* **Goal of the exercise**: For each line of the data below that contains "icon", return that line.

[Dataset excerpts]
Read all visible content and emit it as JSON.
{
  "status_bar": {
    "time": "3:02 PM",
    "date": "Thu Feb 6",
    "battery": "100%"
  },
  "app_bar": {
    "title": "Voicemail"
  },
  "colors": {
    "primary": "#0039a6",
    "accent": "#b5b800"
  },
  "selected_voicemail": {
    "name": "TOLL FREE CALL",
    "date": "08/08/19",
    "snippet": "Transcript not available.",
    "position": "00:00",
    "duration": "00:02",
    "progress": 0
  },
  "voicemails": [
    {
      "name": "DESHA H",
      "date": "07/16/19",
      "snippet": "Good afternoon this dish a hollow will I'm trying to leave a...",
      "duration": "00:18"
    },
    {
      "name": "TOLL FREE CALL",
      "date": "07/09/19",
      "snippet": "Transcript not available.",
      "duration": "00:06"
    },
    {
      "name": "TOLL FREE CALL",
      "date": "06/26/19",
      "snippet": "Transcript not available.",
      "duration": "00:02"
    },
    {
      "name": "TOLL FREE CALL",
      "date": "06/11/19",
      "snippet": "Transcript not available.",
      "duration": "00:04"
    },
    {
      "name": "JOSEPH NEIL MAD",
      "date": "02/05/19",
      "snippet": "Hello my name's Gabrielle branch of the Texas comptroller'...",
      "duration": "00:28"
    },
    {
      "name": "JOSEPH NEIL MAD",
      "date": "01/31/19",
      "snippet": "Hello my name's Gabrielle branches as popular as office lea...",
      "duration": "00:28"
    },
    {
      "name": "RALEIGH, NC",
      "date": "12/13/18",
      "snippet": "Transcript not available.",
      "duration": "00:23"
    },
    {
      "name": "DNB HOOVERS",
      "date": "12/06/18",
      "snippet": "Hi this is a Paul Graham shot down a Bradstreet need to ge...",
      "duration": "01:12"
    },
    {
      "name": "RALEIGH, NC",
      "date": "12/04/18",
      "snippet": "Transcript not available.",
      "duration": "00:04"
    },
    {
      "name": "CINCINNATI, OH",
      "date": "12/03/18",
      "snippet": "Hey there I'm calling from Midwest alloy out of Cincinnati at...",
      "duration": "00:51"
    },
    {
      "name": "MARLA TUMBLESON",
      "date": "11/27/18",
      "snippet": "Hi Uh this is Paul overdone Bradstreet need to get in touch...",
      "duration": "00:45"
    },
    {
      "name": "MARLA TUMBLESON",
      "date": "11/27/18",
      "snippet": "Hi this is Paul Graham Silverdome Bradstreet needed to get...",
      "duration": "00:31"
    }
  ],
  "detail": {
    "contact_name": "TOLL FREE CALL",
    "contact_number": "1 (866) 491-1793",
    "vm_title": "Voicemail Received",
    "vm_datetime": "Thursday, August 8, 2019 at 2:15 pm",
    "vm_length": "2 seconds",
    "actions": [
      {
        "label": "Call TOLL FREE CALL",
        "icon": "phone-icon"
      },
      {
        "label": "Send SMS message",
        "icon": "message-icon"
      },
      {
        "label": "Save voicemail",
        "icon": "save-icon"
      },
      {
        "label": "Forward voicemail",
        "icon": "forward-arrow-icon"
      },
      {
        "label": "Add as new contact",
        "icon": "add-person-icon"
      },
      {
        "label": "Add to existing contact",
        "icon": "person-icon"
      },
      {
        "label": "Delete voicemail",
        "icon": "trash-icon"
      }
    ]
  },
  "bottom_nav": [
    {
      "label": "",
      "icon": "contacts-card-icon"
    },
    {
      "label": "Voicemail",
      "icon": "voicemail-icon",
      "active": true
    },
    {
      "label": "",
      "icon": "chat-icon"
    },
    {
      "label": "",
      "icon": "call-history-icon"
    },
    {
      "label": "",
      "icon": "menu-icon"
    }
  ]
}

* **Expected answer**:
        "icon": "phone-icon"
        "icon": "message-icon"
        "icon": "save-icon"
        "icon": "forward-arrow-icon"
        "icon": "add-person-icon"
        "icon": "person-icon"
        "icon": "trash-icon"
      "icon": "contacts-card-icon"
      "icon": "voicemail-icon",
      "icon": "chat-icon"
      "icon": "call-history-icon"
      "icon": "menu-icon"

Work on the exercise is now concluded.